Of course, the promises of those words coupled with Nadella’s “best on Windows” assurance may betray the complexity of the process for the end user who simply wants his Windows phone, laptop or 2-in-1 to run all Microsoft apps in a way that elicits envy from users of their iOS and Android counterparts. We’re not there yet for all Microsoft apps. But in what may sound like a mantra or the Microsoft’s fan’s anthem: “It’s coming.”
Is there a middle ground?
One weakness that seems to have plagued Microsoft for many years is poor communication. This is not only true of my perception of their marketing in comparison to that of Apple and Samsung. I think it is also true in how they communicate or fail to communicate to their current and potential fans.
I’ve heard the concerns of Microsoft’s core supports and share some of them myself. Some of these can be addressed by providing information that someone less plugged into the pulse of the industry may have missed. Other concerns are best or only addressed satisfactorily by Microsoft. Would Nadella candidly meeting users where they are, with a direct address to the status and challenges of the “best on Windows” strategy, be helpful?

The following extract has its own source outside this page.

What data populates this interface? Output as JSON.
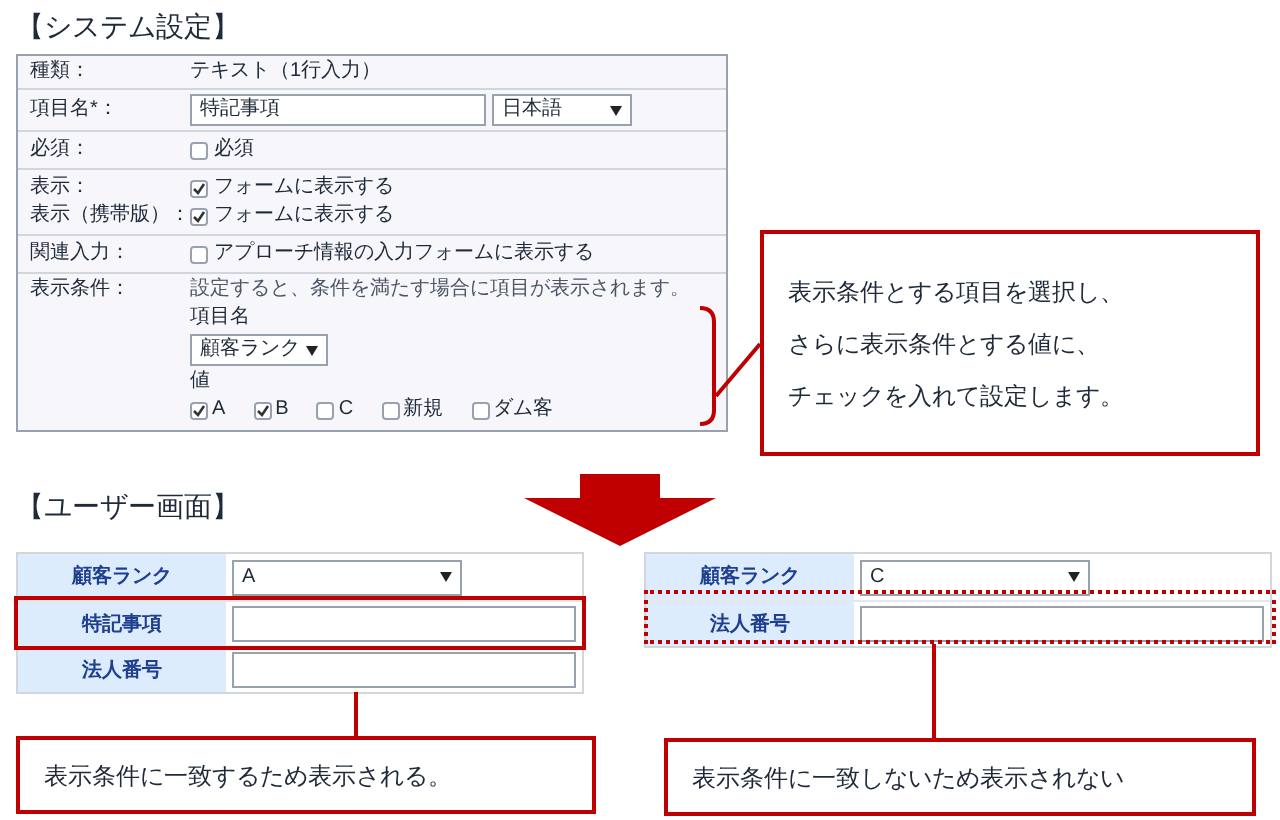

Is there a middle ground that can be bridged for fans who have championed the platform amid plunging market share, app exoduses and a deluge of negative press that has declared the death of their beloved platform? Admittedly, as they have waited for the manifestation of the “best on Windows” experience, encouraging progress has been made toward ambitious goals such as Nadella’s 2014 vision of an all-encompassing cloud-based platform:
Microsoft has a unique ability to harmonize the world’s devices, apps, docs, data and social networks in digital work and life experiences so that people are at the center and are empowered to do more and achieve more with what is becoming an increasingly scarce commodity – time!
Though by no means complete, Microsoft’s platform approach strategy has seen celebrated success in the cloud and its cross-platform endeavors. That said, I am confident that Microsoft is forging forward with a “best on Windows” strategy. I understand as many fans do, the complexity and challenges involved in the process.
The platform, though obviously moving forward has a perception problem.
Still, Windows phone is losing support from fans. Developer support of the UWP is underwhelming. The goal for one billion Windows 10 installs has been pushed out to some undetermined point. Apps are leaving the platform seemingly as fast as they roll in. And many users perceive that Microsoft has a greater interest in rival platforms than their own. The platform, though obviously moving forward in many respects, has a perception problem.
Moreover many mobile consumers who enjoy Microsoft apps on iOS and Android are woefully unaware that “best on Windows” is even a goal.
We are perhaps at a critical junction in Microsoft’s history where their unprecedented ambition and goals, unique challenges and obvious progress requires something equally unprecedented, ambitious and unique. Perhaps a “State of the Ecosystem” address that speaks directly to the “best on Windows goals,” challenges and progress is in order. Can Microsoft meet current and potential fans in the middle with a bold, candid and clear message?
Microsoft cannot continue “communication” as usual.
The UWP, Microsoft’s cross-platform pursuits and the best on Windows experience require a cohesive message to retain the industry’s confidence as Microsoft’s unique strategy endures unique and growing challenges. That confidence, though present for some OEMs, fans and developers, is waning for others. Redmond, in my opinion, cannot continue “communication” as usual.
I wonder if Satya Nadella, outside of the context of a scheduled conference or keynote speech, is open to such a unique, and in my opinion, needful address. Given the ecosystem’s perception problem, I sincerely hope that he is.
What are you thoughts? Sound off in comments and reach me on Twitter!